Only after shedding the body
The ritualists indeed vociferously speak about the results and outcomes rituals are expected to shower. But mind you, all of them will be available only after shedding the body! This is a very clever statement, deceptive as well. By stating that the results of rituals performed here will be available only in the post-death period, the whole injunction becomes irrelevant to rational thinkers! Everything in our life is pratyaksha, directly perceptible to the senses.
Our body, the activities it performs, the food we eat, the dress we wear, the interactions we take up, all have their place, meaning and purpose ‘here and now’. They are experiential. How is it that the sacred rituals alone have their fruition after the performer drops his body? Of what practical relevance are they then? Of what earthly bearing are the performances?
Yet people take to rituals with a craze. Krishna says it is solely due to lack of viveka. It is avivekins, indiscreet people, that extol them and their acclaimed results. They do not think about and evaluate the worth and utility of rituals. They tend to argue senselessly.

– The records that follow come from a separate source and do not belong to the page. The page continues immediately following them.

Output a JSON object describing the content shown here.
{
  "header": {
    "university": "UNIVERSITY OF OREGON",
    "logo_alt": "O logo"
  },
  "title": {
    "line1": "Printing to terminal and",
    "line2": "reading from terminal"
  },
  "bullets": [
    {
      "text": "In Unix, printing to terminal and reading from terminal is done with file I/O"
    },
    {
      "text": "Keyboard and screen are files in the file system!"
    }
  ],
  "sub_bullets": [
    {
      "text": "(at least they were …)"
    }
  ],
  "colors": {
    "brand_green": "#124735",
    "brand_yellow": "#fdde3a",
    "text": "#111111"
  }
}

They proclaim the Vedas as sacrosanct and feel that their declarations cannot be adjudged like all other things of the world.
Flowery words full of desires and greed

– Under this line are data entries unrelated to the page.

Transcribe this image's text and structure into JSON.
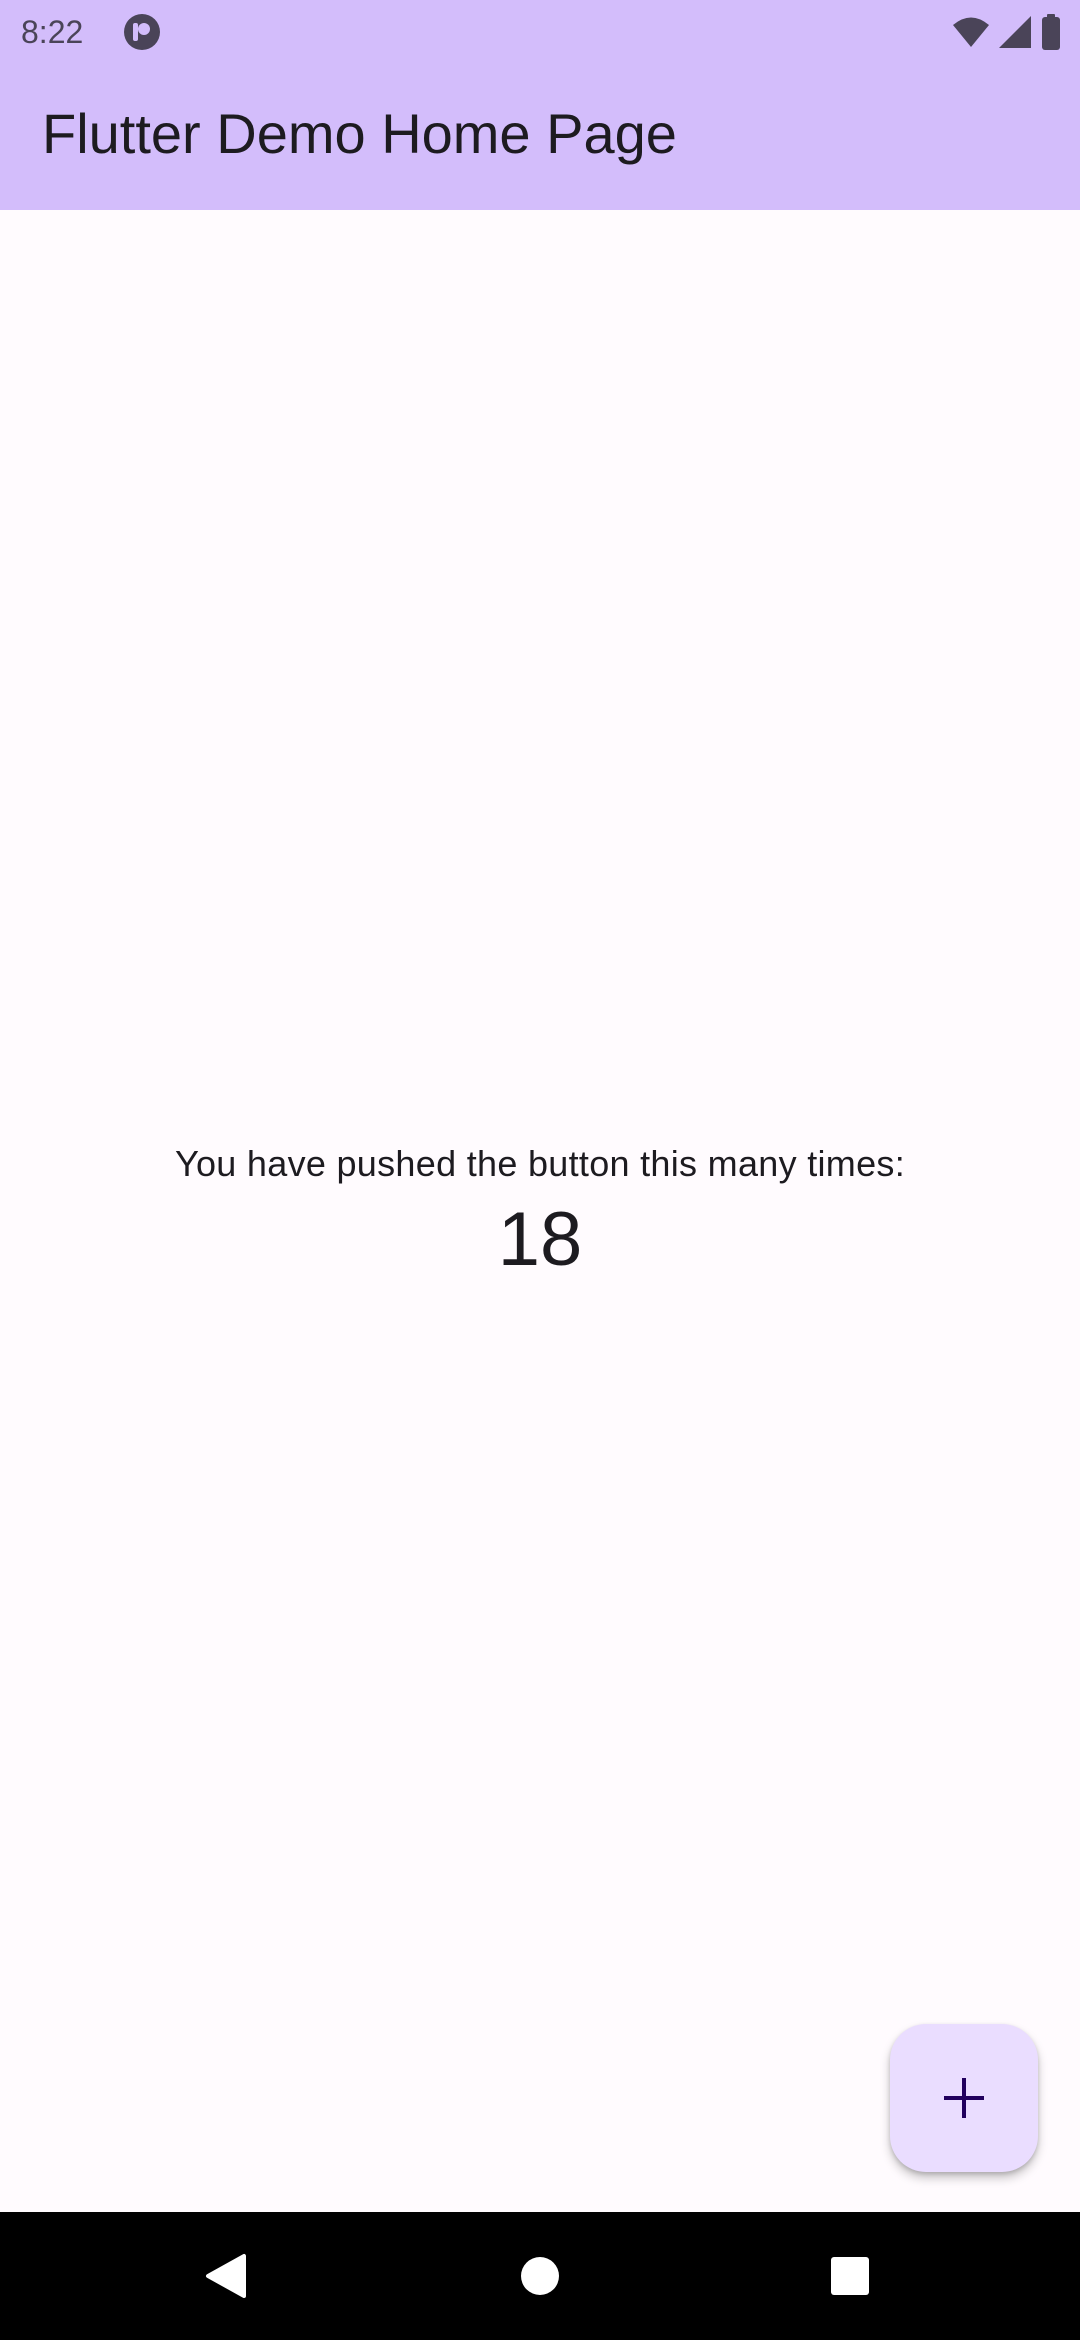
{
  "status_bar": {
    "time": "8:22",
    "icons": [
      "app-notification-icon",
      "wifi-icon",
      "cellular-signal-icon",
      "battery-icon"
    ]
  },
  "app_bar": {
    "title": "Flutter Demo Home Page",
    "background_color": "#d3bdfb"
  },
  "body": {
    "counter_label": "You have pushed the button this many times:",
    "counter_value": "18",
    "background_color": "#fffbfe"
  },
  "fab": {
    "icon": "add-icon",
    "background_color": "#eaddff",
    "icon_color": "#21005d"
  },
  "navigation_bar": {
    "buttons": [
      "back-icon",
      "home-icon",
      "recents-icon"
    ],
    "background_color": "#000000"
  }
}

Proponents of rituals claim: “Vedic deities are celestial. The way they live and work is not evident to the senses. The results bestowed upon the performers and allied matters are all supra-worldly. They cannot be questioned or devalued, but should be accepted with full faith. There is nothing beyond the holy chants and sacred performance. Other Vedic sentences and statements are not true and should be summarily dismissed.”
The ritualists contend that all descriptions about the Soul in the body are purely eulogistic in nature. None should heed them at all.
Krishna affirms that they say all this solely because of the desire and greed that dominate their minds. They love and relish to hear the highlights of heaven. What an enjoyable abode is it, together with the thrills and delights available there! Who will not yearn for them, they ask.
Their desireful mind blinds their vision. What they verily get is birth and life again and again in this world together with the enjoyments already had and the scope for various activities and interactions.
Thus how can those whose mind is robbed by sensory delights hope to have a resolute intelligence? As are the world and secular delights, so are Vedas, their pronouncements and promises about a life hereafter and the extensive enjoyments to follow. All are but flowery flattery, with no fruit succeeding them. They at best only delude the human mind and intelligence and tie them down to things which are fictitious and illusory.
“In this buddhi-yoga, there is no craze for or adherence to any exclusive meditational absorption. The whole emphasis, on the other hand, is how to deal with activities and interactions wholesomely and well. ”
“The focus in karmayoga is the mind, and the effort consists in instilling into the performer yoga-buddhi. That is why it is called buddhi-yoga, not karma-yoga.”
“In buddhi-yoga, the only factor to count is the resoluteness of intelligence. Intelligence should remain firm and stable in its clarity and comprehension. It should not be shaken by any factor whatsoever.”
“The influence intelligence sheds in the mind is marvellous, subtle and deep. Mind can be acted upon by intelligence alone. That is why Krishna highlights buddhi, intelligence, and says it has to become clear, stable and resolute. ”
“The entire dissertation on rituals that Vedas provide, is like Palashakusuma, the flowering of Palasha tree. The tree will become full of flowers, with no leaf at all behind. But none of them will yield any fruit at all! ”
“Krishna assures that by pursuing this buddhi-yoga, one breaks through all bondage caused by intense activities. The message is aptly applicable not only to Arjuna but all those who are engaged in one or the other pursuit.”